Ireland - how nationalism did not lead to socailism
Apologies that the blog's been off for a while, I gave up trying to make it work on my office desktop platform. But the IT guys have found a way around the problem, and with 100 days to go and all that...
This from today's Daily Record column, at all good newsagents..
Ireland, the Celtic tiger with toothache, always serves well as a barometer of Alex Salmond's economic judgement.
Never mind 100 days, for nearly 100 years Ireland has been a working laboratory of what happens to socialism in a nationalist climate.
Ireland did not have the same industrial base as Scotland, and no James Connolly, but historically it had the strength of an organised trade union and labour movement.
There have been 29 general elections to the Dàil, Ireland’s parliament, since independence. Ireland’s Labour Party have won precisely none.
When socialism goes up against nationalism in a country where all civic politics is about the nation, then Labour doesn’t stand a chance.
What happened in Ireland – in fact Irish leader Eamon de Valera’s specific strategy – was to smother the Labour movement in the embrace of Fianna Fáil.
His nationalist party talked the language of social democracy with enough rhetoric to rob Labour of a distinctive voice, while never delivering the goods.
You find an echo of that approach in last week’s report on how wonderful the welfare system would be in a new Scotland, with none of it practically costed.
If the SNP win the Scottish referendum, they will do so by binding together a nationalist alliance. The party would be mad, their leaders unforgiven, if they allowed that political sheaf to unravel afterwards.
Anyone saying defeat in September will allow the Scottish Labour Party space to rise, phoenix like, as a force for government is just kidding.
Irish history shows how easily social justice can be crowded out in a nationalist arena. When it came to industrial relations, de Valera had a reputation, a strategy, for personally intervening to bring disputes to an end, all for the good of the Irish nation.
Think of Alex Salmond placing himself at the head of the march against Diageo leaving Kilmarnock, or the First Minister’s personal intervention with Ineos to keep the Grangemouth petrochemical works open.
That episode left Unite, and by reflection trade unionism in Scotland, looking impotent in the shadow of Salmond’s influence.

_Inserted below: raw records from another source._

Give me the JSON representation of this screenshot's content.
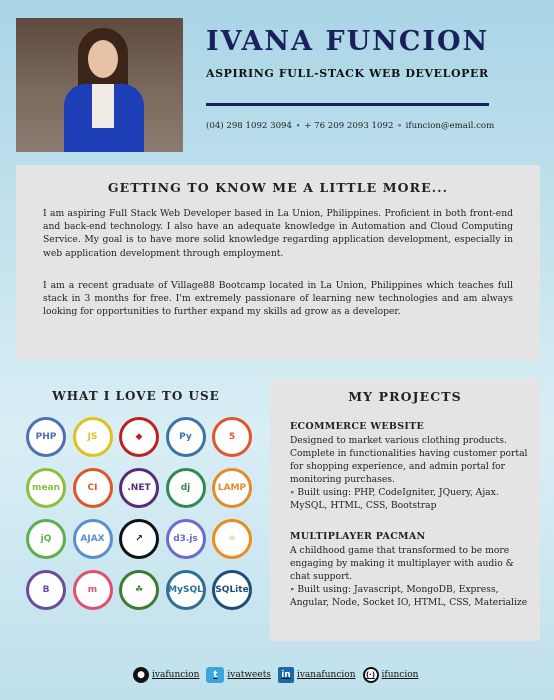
{
  "header": {
    "name": "IVANA FUNCION",
    "title": "ASPIRING FULL-STACK WEB DEVELOPER",
    "phone1": "(04) 298 1092 3094",
    "phone2": "+ 76 209 2093 1092",
    "email": "ifuncion@email.com",
    "separator": "∘"
  },
  "about": {
    "heading": "GETTING TO KNOW ME A LITTLE MORE...",
    "p1": "I am aspiring Full Stack Web Developer based in La Union, Philippines. Proficient in both front-end and back-end technology. I also have an adequate knowledge in Automation and Cloud Computing Service. My goal is to have more solid knowledge regarding application development, especially in web application development through employment.",
    "p2": "I am a recent graduate of Village88 Bootcamp located in La Union, Philippines which teaches full stack in 3 months for free. I'm extremely passionare of learning new technologies and am always looking for opportunities to further expand my skills ad grow as a developer."
  },
  "tools": {
    "heading": "WHAT I LOVE TO USE",
    "items": [
      {
        "name": "php",
        "label": "PHP",
        "color": "#4d6fb5"
      },
      {
        "name": "javascript",
        "label": "JS",
        "color": "#e0c21c"
      },
      {
        "name": "ruby",
        "label": "◆",
        "color": "#b92222"
      },
      {
        "name": "python",
        "label": "Py",
        "color": "#3c72a6"
      },
      {
        "name": "html5",
        "label": "5",
        "color": "#e0552a"
      },
      {
        "name": "mean",
        "label": "mean",
        "color": "#8bbf3c"
      },
      {
        "name": "codeigniter",
        "label": "CI",
        "color": "#e0552a"
      },
      {
        "name": "dotnet",
        "label": ".NET",
        "color": "#5a2a7a"
      },
      {
        "name": "django",
        "label": "dj",
        "color": "#2f8a52"
      },
      {
        "name": "lamp",
        "label": "LAMP",
        "color": "#e6892b"
      },
      {
        "name": "jquery",
        "label": "jQ",
        "color": "#5fae4c"
      },
      {
        "name": "ajax",
        "label": "AJAX",
        "color": "#5a8fcf"
      },
      {
        "name": "compass",
        "label": "↗",
        "color": "#111111"
      },
      {
        "name": "d3js",
        "label": "d3.js",
        "color": "#6a6ad0"
      },
      {
        "name": "swift",
        "label": "✧",
        "color": "#ef8a1e"
      },
      {
        "name": "bootstrap",
        "label": "B",
        "color": "#6a4a9c"
      },
      {
        "name": "materialize",
        "label": "m",
        "color": "#e0506a"
      },
      {
        "name": "mongodb",
        "label": "☘",
        "color": "#3f7a32"
      },
      {
        "name": "mysql",
        "label": "MySQL",
        "color": "#2e6e94"
      },
      {
        "name": "sqlite",
        "label": "SQLite",
        "color": "#1f4e79"
      }
    ]
  },
  "projects": {
    "heading": "MY PROJECTS",
    "items": [
      {
        "title": "ECOMMERCE WEBSITE",
        "desc": "Designed to market various clothing products. Complete in functionalities having customer portal for shopping experience, and admin portal for monitoring purchases.",
        "built": "∘ Built using: PHP, CodeIgniter, JQuery, Ajax. MySQL, HTML, CSS, Bootstrap"
      },
      {
        "title": "MULTIPLAYER PACMAN",
        "desc": "A childhood game that transformed to be more engaging by making it multiplayer with audio & chat support.",
        "built": "∘ Built using: Javascript, MongoDB, Express, Angular, Node, Socket IO, HTML, CSS, Materialize"
      }
    ]
  },
  "footer": {
    "links": [
      {
        "name": "github",
        "label": "ivafuncion",
        "icon": "github-icon",
        "glyph": "●"
      },
      {
        "name": "twitter",
        "label": "ivatweets",
        "icon": "twitter-icon",
        "glyph": "t"
      },
      {
        "name": "linkedin",
        "label": "ivanafuncion",
        "icon": "linkedin-icon",
        "glyph": "in"
      },
      {
        "name": "freecodecamp",
        "label": "ifuncion",
        "icon": "freecodecamp-icon",
        "glyph": "(·)"
      }
    ]
  }
}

The Irish trade union movement and Labour Party continue to defend the rights of working people but rarely get the opportunity to change their lives.

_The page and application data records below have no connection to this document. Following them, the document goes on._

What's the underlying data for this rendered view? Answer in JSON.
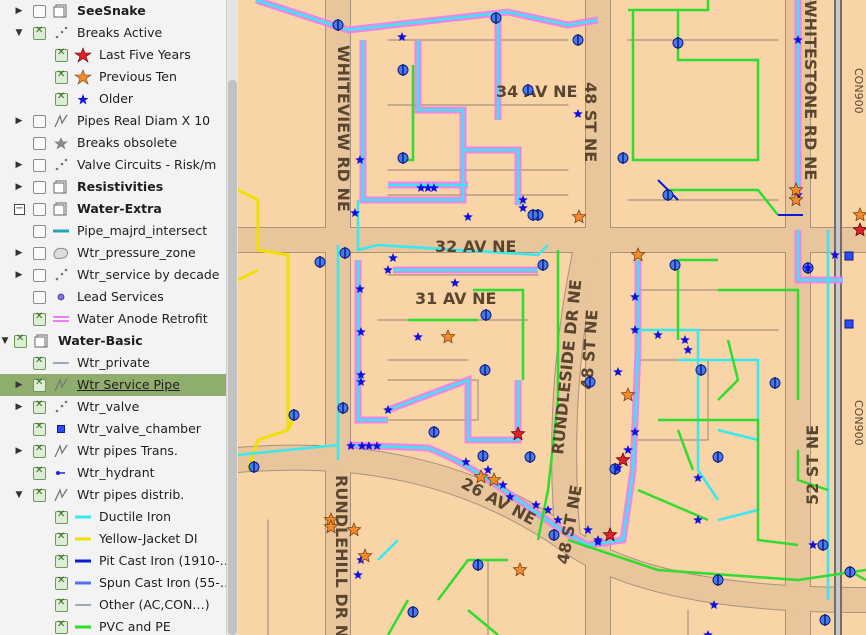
{
  "layers": [
    {
      "label": "SeeSnake",
      "level": 0,
      "expand": "right",
      "check": "off",
      "symbol": "group-icon",
      "bold": true
    },
    {
      "label": "Breaks Active",
      "level": 0,
      "expand": "down",
      "check": "on",
      "symbol": "points-icon"
    },
    {
      "label": "Last Five Years",
      "level": 1,
      "check": "on",
      "symbol": "star-red"
    },
    {
      "label": "Previous Ten",
      "level": 1,
      "check": "on",
      "symbol": "star-orange"
    },
    {
      "label": "Older",
      "level": 1,
      "check": "on",
      "symbol": "star-blue"
    },
    {
      "label": "Pipes Real Diam X 10",
      "level": 0,
      "expand": "right",
      "check": "off",
      "symbol": "line-icon"
    },
    {
      "label": "Breaks obsolete",
      "level": 0,
      "check": "off",
      "symbol": "star-gray"
    },
    {
      "label": "Valve Circuits - Risk/m",
      "level": 0,
      "expand": "right",
      "check": "off",
      "symbol": "points-icon"
    },
    {
      "label": "Resistivities",
      "level": 0,
      "expand": "right",
      "check": "off",
      "symbol": "group-icon",
      "bold": true
    },
    {
      "label": "Water-Extra",
      "level": 0,
      "expand": "minus",
      "check": "off",
      "symbol": "group-icon",
      "bold": true
    },
    {
      "label": "Pipe_majrd_intersect",
      "level": 0,
      "check": "off",
      "symbol": "line-teal"
    },
    {
      "label": "Wtr_pressure_zone",
      "level": 0,
      "expand": "right",
      "check": "off",
      "symbol": "polygon-icon"
    },
    {
      "label": "Wtr_service by decade",
      "level": 0,
      "expand": "right",
      "check": "off",
      "symbol": "points-icon"
    },
    {
      "label": "Lead Services",
      "level": 0,
      "check": "off",
      "symbol": "dot-purple"
    },
    {
      "label": "Water Anode Retrofit",
      "level": 0,
      "check": "on",
      "symbol": "line-pink"
    },
    {
      "label": "Water-Basic",
      "level": 0,
      "expand": "down",
      "check": "on",
      "symbol": "group-icon",
      "bold": true,
      "outdent": true
    },
    {
      "label": "Wtr_private",
      "level": 0,
      "check": "on",
      "symbol": "line-gray"
    },
    {
      "label": "Wtr Service Pipe",
      "level": 0,
      "expand": "right",
      "check": "on",
      "symbol": "line-icon",
      "selected": true
    },
    {
      "label": "Wtr_valve",
      "level": 0,
      "expand": "right",
      "check": "on",
      "symbol": "points-icon"
    },
    {
      "label": "Wtr_valve_chamber",
      "level": 0,
      "check": "on",
      "symbol": "square-blue"
    },
    {
      "label": "Wtr pipes Trans.",
      "level": 0,
      "expand": "right",
      "check": "on",
      "symbol": "line-icon"
    },
    {
      "label": "Wtr_hydrant",
      "level": 0,
      "check": "on",
      "symbol": "hydrant-icon"
    },
    {
      "label": "Wtr pipes distrib.",
      "level": 0,
      "expand": "down",
      "check": "on",
      "symbol": "line-icon"
    },
    {
      "label": "Ductile Iron",
      "level": 1,
      "check": "on",
      "symbol": "line-cyan"
    },
    {
      "label": "Yellow-Jacket DI",
      "level": 1,
      "check": "on",
      "symbol": "line-yellow"
    },
    {
      "label": "Pit Cast Iron (1910-…",
      "level": 1,
      "check": "on",
      "symbol": "line-navy"
    },
    {
      "label": "Spun Cast Iron (55-…",
      "level": 1,
      "check": "on",
      "symbol": "line-blue"
    },
    {
      "label": "Other (AC,CON…)",
      "level": 1,
      "check": "on",
      "symbol": "line-gray"
    },
    {
      "label": "PVC and PE",
      "level": 1,
      "check": "on",
      "symbol": "line-green"
    }
  ],
  "colors": {
    "land": "#f9d4a6",
    "road": "#e8c59a",
    "roadEdge": "#a8927e",
    "cyan": "#38e8f0",
    "green": "#2fdc2f",
    "pink": "#f07cf0",
    "yellow": "#f0e000",
    "navy": "#0a1ad8",
    "orange": "#f58a2a",
    "red": "#e0202a",
    "blue": "#1010e0"
  },
  "streets": [
    {
      "id": "34av",
      "text": "34 AV NE"
    },
    {
      "id": "48st-top",
      "text": "48 ST NE"
    },
    {
      "id": "32av",
      "text": "32 AV NE"
    },
    {
      "id": "31av",
      "text": "31 AV NE"
    },
    {
      "id": "whiteview",
      "text": "WHITEVIEW RD NE"
    },
    {
      "id": "whitestone",
      "text": "WHITESTONE RD NE"
    },
    {
      "id": "rundleside",
      "text": "RUNDLESIDE DR NE"
    },
    {
      "id": "48st-mid",
      "text": "48 ST NE"
    },
    {
      "id": "26av",
      "text": "26 AV NE"
    },
    {
      "id": "48st-bot",
      "text": "48 ST NE"
    },
    {
      "id": "52st",
      "text": "52 ST NE"
    },
    {
      "id": "rundlehill",
      "text": "RUNDLEHILL DR N"
    },
    {
      "id": "con900a",
      "text": "CON900"
    },
    {
      "id": "con900b",
      "text": "CON900"
    }
  ]
}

When Scottish trade unionists hear enticements that a single vote in September will open the door to a land of social justice, they should look to Ireland.

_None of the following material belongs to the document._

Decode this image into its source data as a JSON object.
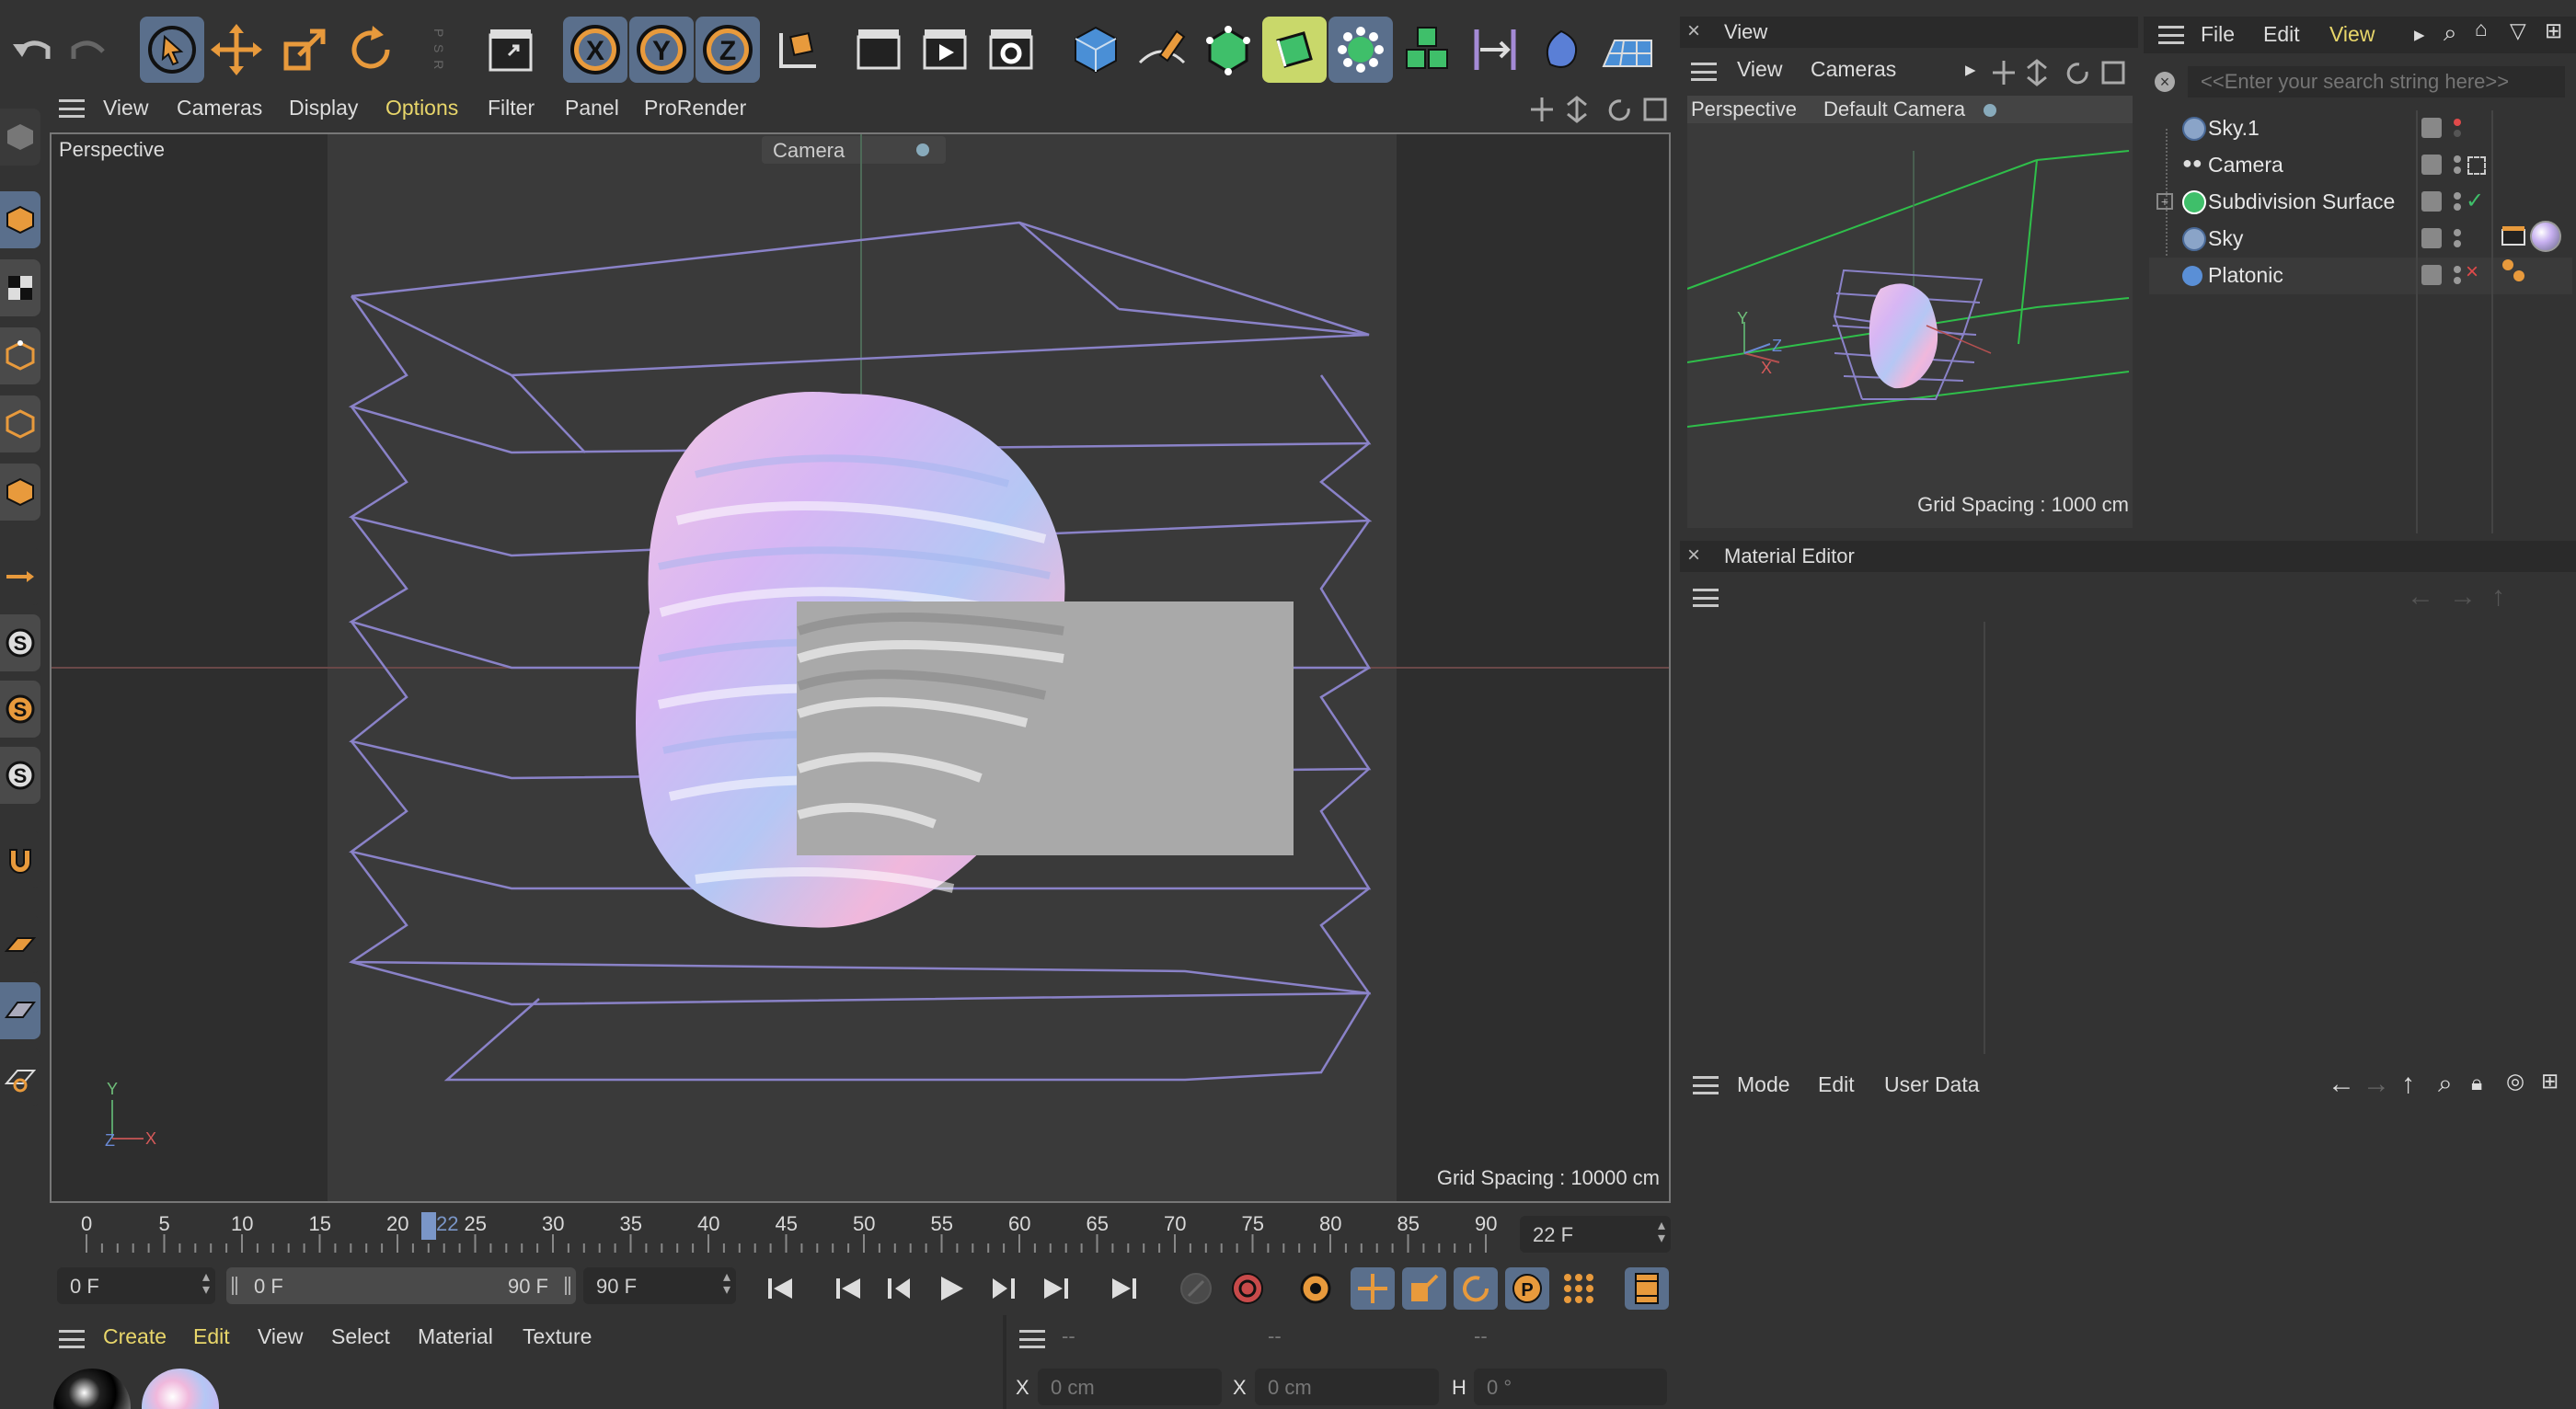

Not a single Labour government in the country’s history. Not one.
Is the old telephone number for Scotland Yard and just about the right handle for the Westminster Editor of the Scottish Daily Record. I mostly patrol Westminster but this is my personal blog, taking in everything from my native Isle of Lewis to the Isle of Dogs in London. You can read my journalism at www.dailyrecord.co.uk and you can contact me directly on torcuil@gmail dot com